Notoane warns his Santos forwards to find the net, or else they’ll be spectators
VASCO DA GAMA take on African Warriors in a National First Division clash at Parow Park today, seeking an unprecedented fourth straight win in the league.
The Cape side should get the job done as the side they face has slipped from being a title contender to also-rans. Warriors at one stage were at the top end of the 16-team standings, but have since dropped into the bottom five. Vasco, who could manage only one win in their opening five games, are now on an upward curve after three wins in nine days.
Vasco’s coach Keenin Lesch will be reminding his players to remain focused on the game ahead and not on past deeds.
“We must be humble with what we’ve managed to achieve over the past couple of weeks and not be cock-a-hoop. We just have to go back in time to what happened to us when we hosted Black Leopards. On that day on our home patch we came into the game maybe a little bit too relaxed because the side we were about to take on hadn’t won a game.

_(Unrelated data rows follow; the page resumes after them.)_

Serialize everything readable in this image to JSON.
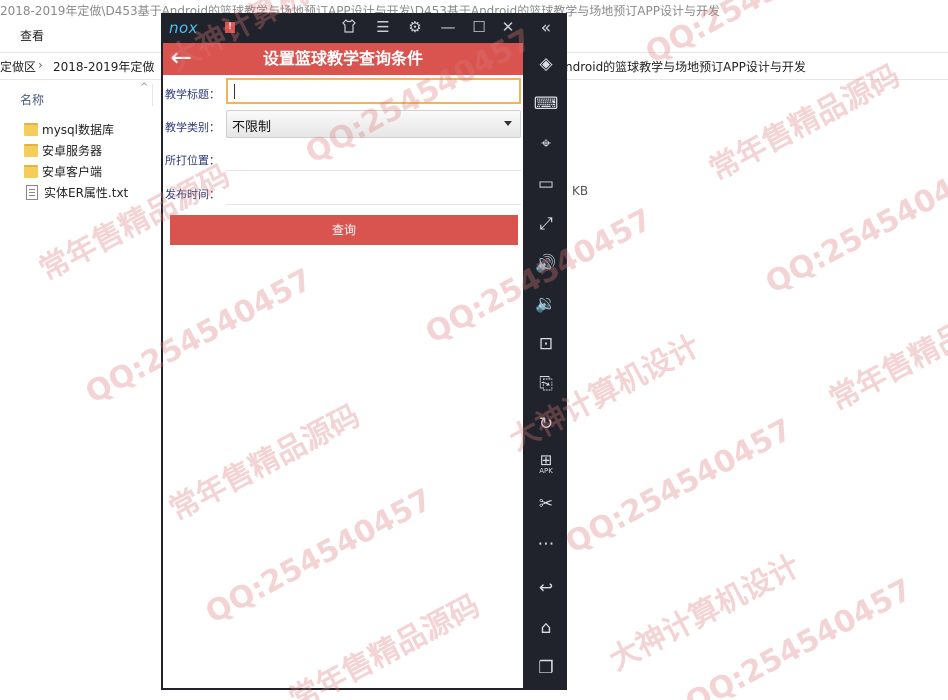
{
  "explorer": {
    "title": "2018-2019年定做\\D453基于Android的篮球教学与场地预订APP设计与开发\\D453基于Android的篮球教学与场地预订APP设计与开发",
    "menu_view": "查看",
    "breadcrumb_left": "定做区",
    "breadcrumb_mid": "2018-2019年定做",
    "breadcrumb_right": "ndroid的篮球教学与场地预订APP设计与开发",
    "column_name": "名称",
    "files": [
      {
        "name": "mysql数据库",
        "type": "folder"
      },
      {
        "name": "安卓服务器",
        "type": "folder"
      },
      {
        "name": "安卓客户端",
        "type": "folder"
      },
      {
        "name": "实体ER属性.txt",
        "type": "text"
      }
    ],
    "size_unit": "KB"
  },
  "emulator": {
    "logo": "nox",
    "badge": "!",
    "top_icons": [
      "shirt-icon",
      "menu-icon",
      "gear-icon",
      "minimize-icon",
      "maximize-icon",
      "close-icon",
      "collapse-icon"
    ],
    "side_icons": [
      "diamond-icon",
      "keyboard-icon",
      "location-icon",
      "screen-icon",
      "fullscreen-icon",
      "volume-up-icon",
      "volume-down-icon",
      "screenshot-icon",
      "multi-instance-icon",
      "sync-icon",
      "apk-icon",
      "scissors-icon",
      "more-icon",
      "back-icon",
      "home-icon",
      "recents-icon"
    ],
    "apk_label": "APK"
  },
  "app": {
    "title": "设置篮球教学查询条件",
    "fields": {
      "title_label": "教学标题：",
      "title_value": "",
      "category_label": "教学类别：",
      "category_value": "不限制",
      "location_label": "所打位置：",
      "location_value": "",
      "time_label": "发布时间：",
      "time_value": ""
    },
    "query_button": "查询",
    "accent_color": "#d9534f"
  },
  "watermark": {
    "qq": "QQ:254540457",
    "brand1": "大神计算机设计",
    "brand2": "常年售精品源码"
  }
}
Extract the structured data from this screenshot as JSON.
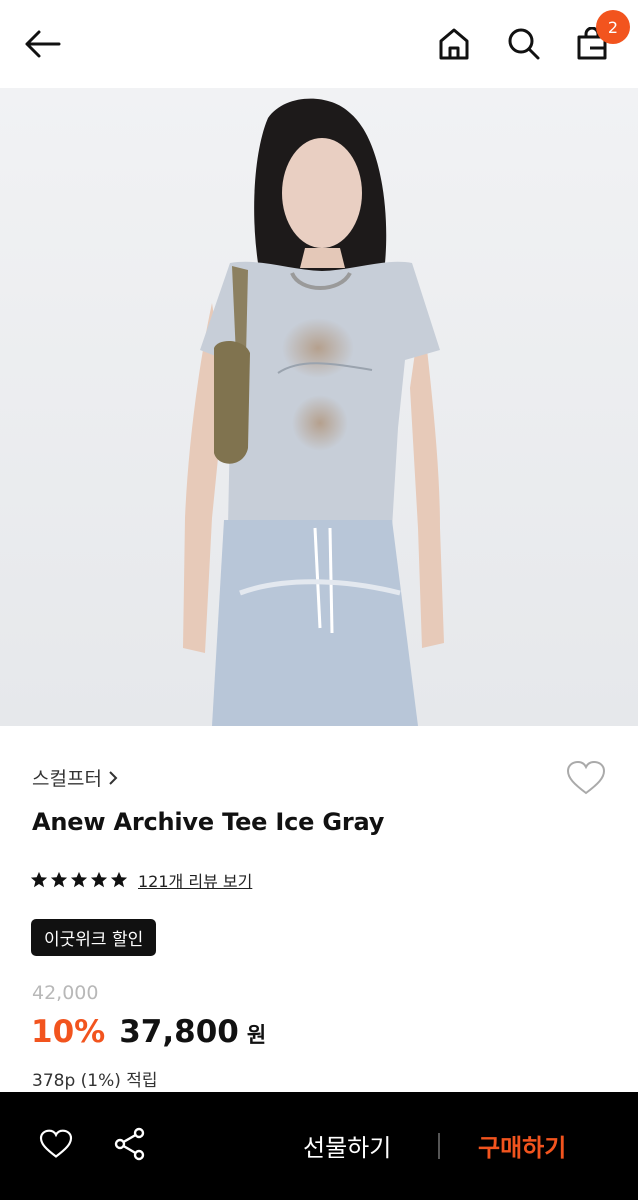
{
  "header": {
    "cart_count": "2"
  },
  "product": {
    "brand": "스컬프터",
    "title": "Anew Archive Tee Ice Gray",
    "rating_stars": 5,
    "review_link": "121개 리뷰 보기",
    "promo_badge": "이굿위크 할인",
    "original_price": "42,000",
    "discount_rate": "10%",
    "sale_price": "37,800",
    "currency": "원",
    "points": "378p (1%) 적립"
  },
  "bottom_bar": {
    "gift_label": "선물하기",
    "buy_label": "구매하기"
  },
  "colors": {
    "accent": "#f2541e",
    "bar_bg": "#000000"
  }
}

We paid the price: we got beat up pretty badly 4-1,” said Lesch.
“Fortunately, since then, the boys have met their obligations and reaped the rewards. They were under pressure to do so and they obliged by playing good, solid football.”
In other NFD matches involving Cape teams today, top-placed Milano are away to seventh-placed Black Leopards at the Old Peter Mokaba Stadium, while third-placed Santos welcome fifth-placed Witbank Spurs to the Athlone Stadium. Tomorrow sees thirdbottom FC Cape up against 12th placed hosts and league newcomers Maluti FET College at the Charles Mopeli Stadium.
For Milano there is the chance to possibly extend their five-point lead over their nearest threats, Chippa and Santos who are in second and third place, respectively.
No doubt Milano, who have won more games than any other side in the top two leagues in the country, will want to stay on track to win the league title and secure automatic promotion to the PSL.
Meanwhile, Santos coach David Notoane has urged his strike-force to show more composure in front of goal, after a lean run for the men tasked with scoring.
“Professionalism springs to mind,” he said in reference to his sharpshooters’ lacklustre efforts in the score zone.
“I’ve had just about enough of seeing our side squander chance after chance. The men charged with putting the ball into the back of the net had better start finding the their mark before they become my target. One can only give a player so many chances before fielding them as spectators.”